Last Friday, the new Employment Equity Regulations were published in Parliament.
“These draconian regulations are the ANC’s attempt to bring back Verwoerdian-style population control and will have a devastating effect on job creation,” said Kenneth Mubu, the DA Shadow Minister of Labour.
According to the new Regulations, companies that employ more than 150 people will have to use the “national economically active population” demographics for three upper levels (top and senior management and professionally qualified) and an average of national and regional demographic for the three lower levels (skilled, semi-skilled and unskilled technical) as a guide when determining targets.
Companies that employ less than 150 people will have to use the “national economically active population” demographics for two upper levels and an average of national and the regional demographic for four lower levels.
Instead of focusing on top-down quotas, the Department of Labour should be focused on building skills and capacity so that all previously disadvantaged South Africans can be genuinely empowered.
Last November, the Supreme Court of Appeal found attempts to achieve employment equity through the imposition of racial quotas was unfair under the Constitution and therefore illegal.
This year the Labour Court also ruled that the Department of Correctional Services had to abide by a similar ruling.
These regulations will also have a major impact on employment in provinces like the Western Cape, Northern Cape and KwaZulu-Natal where the provincial demographics are very different from the national demographics.
They will also have a massive impact in Kouga, where our demographics also vary considerably from the national demographics.

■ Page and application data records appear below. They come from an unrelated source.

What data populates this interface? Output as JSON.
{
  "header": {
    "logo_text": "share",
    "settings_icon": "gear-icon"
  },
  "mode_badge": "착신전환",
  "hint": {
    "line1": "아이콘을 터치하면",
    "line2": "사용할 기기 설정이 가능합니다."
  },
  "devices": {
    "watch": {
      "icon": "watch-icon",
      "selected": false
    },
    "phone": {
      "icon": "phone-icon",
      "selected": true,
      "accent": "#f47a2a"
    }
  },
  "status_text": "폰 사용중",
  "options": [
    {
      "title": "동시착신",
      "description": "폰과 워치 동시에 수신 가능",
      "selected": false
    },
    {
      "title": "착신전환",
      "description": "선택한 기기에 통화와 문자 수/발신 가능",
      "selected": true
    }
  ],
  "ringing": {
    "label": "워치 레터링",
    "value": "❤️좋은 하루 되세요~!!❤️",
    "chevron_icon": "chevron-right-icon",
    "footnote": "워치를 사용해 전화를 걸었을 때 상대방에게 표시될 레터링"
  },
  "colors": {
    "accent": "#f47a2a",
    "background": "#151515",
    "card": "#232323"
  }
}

Members of minority population groups like the coloured and Indian community will be denied employment, promotion and might even face retrenchment simply to meet these skewed and arbitrary quotas.
In 2010, then Director General of Labour and government Spokesperson, Jimmy Manyi claimed that: “Indians, we should be having only 3% [of positions on management]. They are sitting at 5.9. I call it the power of bargaining. Indians have bargained their way to the top.” That same year Manyi also claimed that there was an “over-supply” and “over-concentration” of coloured people in the Western Cape.

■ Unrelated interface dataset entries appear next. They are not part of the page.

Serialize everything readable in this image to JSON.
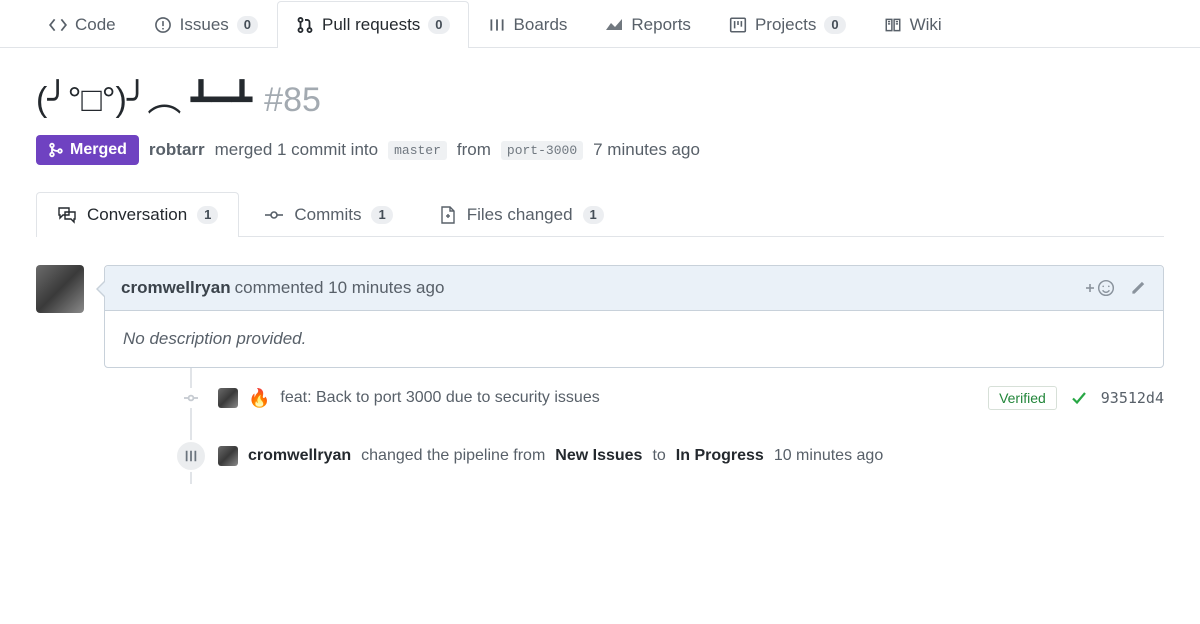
{
  "repoTabs": {
    "code": "Code",
    "issues": "Issues",
    "issuesCount": "0",
    "pulls": "Pull requests",
    "pullsCount": "0",
    "boards": "Boards",
    "reports": "Reports",
    "projects": "Projects",
    "projectsCount": "0",
    "wiki": "Wiki"
  },
  "title": {
    "text": "(╯°□°)╯︵ ┻━┻",
    "number": "#85"
  },
  "meta": {
    "stateLabel": "Merged",
    "author": "robtarr",
    "mergedText1": "merged 1 commit into",
    "baseBranch": "master",
    "fromText": "from",
    "headBranch": "port-3000",
    "time": "7 minutes ago"
  },
  "prTabs": {
    "conversation": "Conversation",
    "conversationCount": "1",
    "commits": "Commits",
    "commitsCount": "1",
    "files": "Files changed",
    "filesCount": "1"
  },
  "comment": {
    "author": "cromwellryan",
    "verb": "commented",
    "time": "10 minutes ago",
    "body": "No description provided."
  },
  "commit": {
    "emoji": "🔥",
    "message": "feat: Back to port 3000 due to security issues",
    "verified": "Verified",
    "sha": "93512d4"
  },
  "pipelineEvent": {
    "author": "cromwellryan",
    "text1": "changed the pipeline from",
    "from": "New Issues",
    "text2": "to",
    "to": "In Progress",
    "time": "10 minutes ago"
  }
}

It would appear that Manyi’s approach to employment equity is still entrenched within his former department. These regulations will only serve to make our labour relations system more rigid and in doing so undermine job creation and economic growth.